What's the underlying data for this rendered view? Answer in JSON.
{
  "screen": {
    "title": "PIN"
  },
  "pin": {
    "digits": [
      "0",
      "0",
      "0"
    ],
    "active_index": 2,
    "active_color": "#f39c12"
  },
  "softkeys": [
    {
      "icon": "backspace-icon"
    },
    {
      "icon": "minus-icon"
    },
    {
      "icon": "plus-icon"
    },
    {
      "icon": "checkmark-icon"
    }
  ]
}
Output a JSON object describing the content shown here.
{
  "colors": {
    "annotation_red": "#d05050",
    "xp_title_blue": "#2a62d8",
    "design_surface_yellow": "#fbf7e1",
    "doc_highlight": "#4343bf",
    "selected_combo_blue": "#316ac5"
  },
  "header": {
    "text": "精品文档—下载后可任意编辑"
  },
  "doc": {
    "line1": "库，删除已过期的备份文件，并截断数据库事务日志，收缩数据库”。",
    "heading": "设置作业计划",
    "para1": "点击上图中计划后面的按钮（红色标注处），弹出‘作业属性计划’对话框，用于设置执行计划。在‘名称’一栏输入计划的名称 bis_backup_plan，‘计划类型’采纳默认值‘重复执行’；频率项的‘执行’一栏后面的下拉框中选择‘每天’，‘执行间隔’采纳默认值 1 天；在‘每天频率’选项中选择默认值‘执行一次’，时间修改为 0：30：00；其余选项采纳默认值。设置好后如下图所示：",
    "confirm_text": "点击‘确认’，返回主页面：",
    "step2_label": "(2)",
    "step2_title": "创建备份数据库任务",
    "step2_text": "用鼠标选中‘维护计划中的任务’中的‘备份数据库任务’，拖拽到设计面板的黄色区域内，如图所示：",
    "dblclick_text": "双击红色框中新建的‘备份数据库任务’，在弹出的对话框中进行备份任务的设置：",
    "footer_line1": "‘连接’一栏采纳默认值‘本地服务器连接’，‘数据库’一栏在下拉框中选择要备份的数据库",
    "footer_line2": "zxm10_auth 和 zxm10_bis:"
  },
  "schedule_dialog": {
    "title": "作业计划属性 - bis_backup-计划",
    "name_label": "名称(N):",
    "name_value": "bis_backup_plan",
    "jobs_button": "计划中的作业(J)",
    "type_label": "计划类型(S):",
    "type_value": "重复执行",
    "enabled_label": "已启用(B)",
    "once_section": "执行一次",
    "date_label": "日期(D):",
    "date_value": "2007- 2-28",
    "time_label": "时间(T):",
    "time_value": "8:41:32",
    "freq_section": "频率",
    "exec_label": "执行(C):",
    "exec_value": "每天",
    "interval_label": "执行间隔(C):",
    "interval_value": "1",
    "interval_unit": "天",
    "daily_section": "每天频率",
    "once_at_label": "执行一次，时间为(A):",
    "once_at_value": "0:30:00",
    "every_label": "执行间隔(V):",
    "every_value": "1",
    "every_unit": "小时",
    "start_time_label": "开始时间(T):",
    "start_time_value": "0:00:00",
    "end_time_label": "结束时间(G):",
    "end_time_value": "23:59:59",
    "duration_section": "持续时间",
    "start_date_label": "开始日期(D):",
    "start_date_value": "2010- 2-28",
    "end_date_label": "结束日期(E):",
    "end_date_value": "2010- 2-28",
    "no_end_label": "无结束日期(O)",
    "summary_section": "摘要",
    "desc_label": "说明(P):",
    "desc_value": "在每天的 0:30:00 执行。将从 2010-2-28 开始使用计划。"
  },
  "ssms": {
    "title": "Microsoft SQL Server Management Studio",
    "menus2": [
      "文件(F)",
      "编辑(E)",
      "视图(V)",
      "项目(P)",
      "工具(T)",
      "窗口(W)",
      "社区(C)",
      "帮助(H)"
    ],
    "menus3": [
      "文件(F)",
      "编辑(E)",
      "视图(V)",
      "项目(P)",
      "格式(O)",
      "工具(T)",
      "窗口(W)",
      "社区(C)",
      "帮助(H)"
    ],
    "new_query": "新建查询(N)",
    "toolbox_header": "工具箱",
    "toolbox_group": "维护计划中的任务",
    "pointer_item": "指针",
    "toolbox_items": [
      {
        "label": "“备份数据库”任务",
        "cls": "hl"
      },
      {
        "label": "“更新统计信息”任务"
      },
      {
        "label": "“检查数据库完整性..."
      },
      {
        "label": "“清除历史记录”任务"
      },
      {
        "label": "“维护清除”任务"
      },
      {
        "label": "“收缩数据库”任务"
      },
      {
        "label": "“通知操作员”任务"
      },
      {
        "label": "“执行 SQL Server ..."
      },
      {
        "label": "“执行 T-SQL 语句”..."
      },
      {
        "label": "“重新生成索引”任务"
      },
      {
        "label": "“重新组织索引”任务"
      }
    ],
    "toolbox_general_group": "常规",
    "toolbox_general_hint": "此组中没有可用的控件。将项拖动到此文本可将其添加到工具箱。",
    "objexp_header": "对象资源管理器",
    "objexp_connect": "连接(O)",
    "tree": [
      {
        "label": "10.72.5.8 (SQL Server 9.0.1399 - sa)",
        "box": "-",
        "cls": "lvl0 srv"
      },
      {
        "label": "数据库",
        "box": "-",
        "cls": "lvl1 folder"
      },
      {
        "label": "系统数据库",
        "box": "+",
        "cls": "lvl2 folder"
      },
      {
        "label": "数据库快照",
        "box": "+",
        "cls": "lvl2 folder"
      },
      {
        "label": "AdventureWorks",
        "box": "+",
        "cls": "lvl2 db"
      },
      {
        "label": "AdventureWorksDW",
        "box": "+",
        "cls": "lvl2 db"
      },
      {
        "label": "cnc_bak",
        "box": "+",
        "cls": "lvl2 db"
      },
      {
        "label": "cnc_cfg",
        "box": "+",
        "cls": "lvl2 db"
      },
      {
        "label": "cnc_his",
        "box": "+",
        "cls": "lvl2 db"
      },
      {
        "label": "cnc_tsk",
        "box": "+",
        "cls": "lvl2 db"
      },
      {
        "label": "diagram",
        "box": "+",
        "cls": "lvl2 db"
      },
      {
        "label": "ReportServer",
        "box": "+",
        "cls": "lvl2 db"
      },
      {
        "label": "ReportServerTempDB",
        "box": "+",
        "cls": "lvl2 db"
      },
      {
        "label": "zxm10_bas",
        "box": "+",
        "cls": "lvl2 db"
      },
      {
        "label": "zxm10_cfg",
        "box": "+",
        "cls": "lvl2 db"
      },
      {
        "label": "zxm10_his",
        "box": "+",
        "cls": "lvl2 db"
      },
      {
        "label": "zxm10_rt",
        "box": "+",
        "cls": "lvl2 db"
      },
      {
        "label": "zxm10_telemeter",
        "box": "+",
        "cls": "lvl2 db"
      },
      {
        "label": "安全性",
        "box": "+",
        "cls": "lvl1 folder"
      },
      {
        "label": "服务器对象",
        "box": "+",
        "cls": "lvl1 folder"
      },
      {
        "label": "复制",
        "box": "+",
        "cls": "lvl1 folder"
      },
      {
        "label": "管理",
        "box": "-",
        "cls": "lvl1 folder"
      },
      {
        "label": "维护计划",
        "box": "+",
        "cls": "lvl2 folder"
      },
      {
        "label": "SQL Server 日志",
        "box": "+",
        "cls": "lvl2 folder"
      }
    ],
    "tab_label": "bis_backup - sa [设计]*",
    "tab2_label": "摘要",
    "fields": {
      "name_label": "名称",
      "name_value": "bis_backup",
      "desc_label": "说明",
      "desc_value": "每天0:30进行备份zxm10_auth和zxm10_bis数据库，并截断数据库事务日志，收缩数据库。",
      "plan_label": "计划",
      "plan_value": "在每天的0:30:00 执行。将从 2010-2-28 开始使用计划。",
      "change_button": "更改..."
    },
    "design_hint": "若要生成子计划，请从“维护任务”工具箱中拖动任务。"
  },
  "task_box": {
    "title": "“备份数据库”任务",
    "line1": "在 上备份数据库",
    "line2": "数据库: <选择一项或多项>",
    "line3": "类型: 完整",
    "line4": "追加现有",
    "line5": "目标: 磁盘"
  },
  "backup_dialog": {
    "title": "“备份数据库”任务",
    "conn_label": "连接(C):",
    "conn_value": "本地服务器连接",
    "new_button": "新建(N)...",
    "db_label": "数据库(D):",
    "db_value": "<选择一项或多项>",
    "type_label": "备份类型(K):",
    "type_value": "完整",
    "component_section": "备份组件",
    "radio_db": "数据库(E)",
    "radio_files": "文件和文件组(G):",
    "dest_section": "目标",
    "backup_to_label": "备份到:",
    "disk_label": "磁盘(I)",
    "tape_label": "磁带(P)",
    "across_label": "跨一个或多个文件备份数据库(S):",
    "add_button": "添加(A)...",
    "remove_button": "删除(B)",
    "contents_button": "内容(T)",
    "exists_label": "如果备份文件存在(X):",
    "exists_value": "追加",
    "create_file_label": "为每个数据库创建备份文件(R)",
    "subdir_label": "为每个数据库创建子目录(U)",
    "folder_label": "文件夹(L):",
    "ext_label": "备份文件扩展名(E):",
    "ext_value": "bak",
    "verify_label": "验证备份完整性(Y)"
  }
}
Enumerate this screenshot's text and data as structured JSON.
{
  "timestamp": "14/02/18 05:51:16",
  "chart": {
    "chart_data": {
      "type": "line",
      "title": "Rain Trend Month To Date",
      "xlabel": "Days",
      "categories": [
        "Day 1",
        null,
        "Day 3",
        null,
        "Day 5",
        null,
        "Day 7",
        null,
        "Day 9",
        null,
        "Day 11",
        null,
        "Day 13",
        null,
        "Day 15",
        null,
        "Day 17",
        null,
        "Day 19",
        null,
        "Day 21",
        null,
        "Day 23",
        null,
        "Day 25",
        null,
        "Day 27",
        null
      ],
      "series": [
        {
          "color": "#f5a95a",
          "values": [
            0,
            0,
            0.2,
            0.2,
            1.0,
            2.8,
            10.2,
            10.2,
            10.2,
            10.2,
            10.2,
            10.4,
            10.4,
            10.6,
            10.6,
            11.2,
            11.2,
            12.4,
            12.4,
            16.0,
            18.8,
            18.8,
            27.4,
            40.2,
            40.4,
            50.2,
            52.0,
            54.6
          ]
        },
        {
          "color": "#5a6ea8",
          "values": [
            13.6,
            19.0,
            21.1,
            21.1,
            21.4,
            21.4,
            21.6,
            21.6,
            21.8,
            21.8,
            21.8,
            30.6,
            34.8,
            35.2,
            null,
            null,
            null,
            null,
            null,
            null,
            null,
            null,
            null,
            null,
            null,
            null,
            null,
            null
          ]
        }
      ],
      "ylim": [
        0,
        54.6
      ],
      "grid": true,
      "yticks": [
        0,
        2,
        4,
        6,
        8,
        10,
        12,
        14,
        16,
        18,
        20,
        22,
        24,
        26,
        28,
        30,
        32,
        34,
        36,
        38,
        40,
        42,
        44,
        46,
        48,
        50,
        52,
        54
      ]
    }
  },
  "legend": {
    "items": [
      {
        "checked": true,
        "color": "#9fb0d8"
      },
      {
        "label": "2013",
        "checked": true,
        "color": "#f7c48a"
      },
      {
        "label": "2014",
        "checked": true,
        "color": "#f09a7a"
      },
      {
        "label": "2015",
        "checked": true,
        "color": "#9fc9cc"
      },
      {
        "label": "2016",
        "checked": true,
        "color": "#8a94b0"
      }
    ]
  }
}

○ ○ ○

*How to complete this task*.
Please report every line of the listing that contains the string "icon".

*Your response*.
      "icon": "backspace-icon"
      "icon": "minus-icon"
      "icon": "plus-icon"
      "icon": "checkmark-icon"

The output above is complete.